Required action
In the listing below, every entry should be duplicated exactly.

# # #

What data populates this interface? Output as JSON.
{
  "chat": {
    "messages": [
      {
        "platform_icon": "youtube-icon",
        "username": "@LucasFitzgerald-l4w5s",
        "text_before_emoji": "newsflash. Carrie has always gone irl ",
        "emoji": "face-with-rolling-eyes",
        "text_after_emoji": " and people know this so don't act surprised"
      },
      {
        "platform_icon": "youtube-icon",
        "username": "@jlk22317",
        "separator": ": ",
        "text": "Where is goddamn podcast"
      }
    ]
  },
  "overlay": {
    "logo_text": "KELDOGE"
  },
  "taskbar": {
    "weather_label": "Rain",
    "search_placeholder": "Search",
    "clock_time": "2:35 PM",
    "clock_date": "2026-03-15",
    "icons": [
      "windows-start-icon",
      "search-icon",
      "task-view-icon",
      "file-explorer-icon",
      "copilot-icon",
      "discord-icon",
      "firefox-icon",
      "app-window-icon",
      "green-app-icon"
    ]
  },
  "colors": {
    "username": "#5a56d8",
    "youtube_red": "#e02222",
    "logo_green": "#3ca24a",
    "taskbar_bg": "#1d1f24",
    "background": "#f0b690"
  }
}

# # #

Solution
What data populates this interface? Output as JSON.
{
  "chat": {
    "messages": [
      {
        "platform_icon": "youtube-icon",
        "username": "@LucasFitzgerald-l4w5s",
        "text_before_emoji": "newsflash. Carrie has always gone irl ",
        "emoji": "face-with-rolling-eyes",
        "text_after_emoji": " and people know this so don't act surprised"
      },
      {
        "platform_icon": "youtube-icon",
        "username": "@jlk22317",
        "separator": ": ",
        "text": "Where is goddamn podcast"
      }
    ]
  },
  "overlay": {
    "logo_text": "KELDOGE"
  },
  "taskbar": {
    "weather_label": "Rain",
    "search_placeholder": "Search",
    "clock_time": "2:35 PM",
    "clock_date": "2026-03-15",
    "icons": [
      "windows-start-icon",
      "search-icon",
      "task-view-icon",
      "file-explorer-icon",
      "copilot-icon",
      "discord-icon",
      "firefox-icon",
      "app-window-icon",
      "green-app-icon"
    ]
  },
  "colors": {
    "username": "#5a56d8",
    "youtube_red": "#e02222",
    "logo_green": "#3ca24a",
    "taskbar_bg": "#1d1f24",
    "background": "#f0b690"
  }
}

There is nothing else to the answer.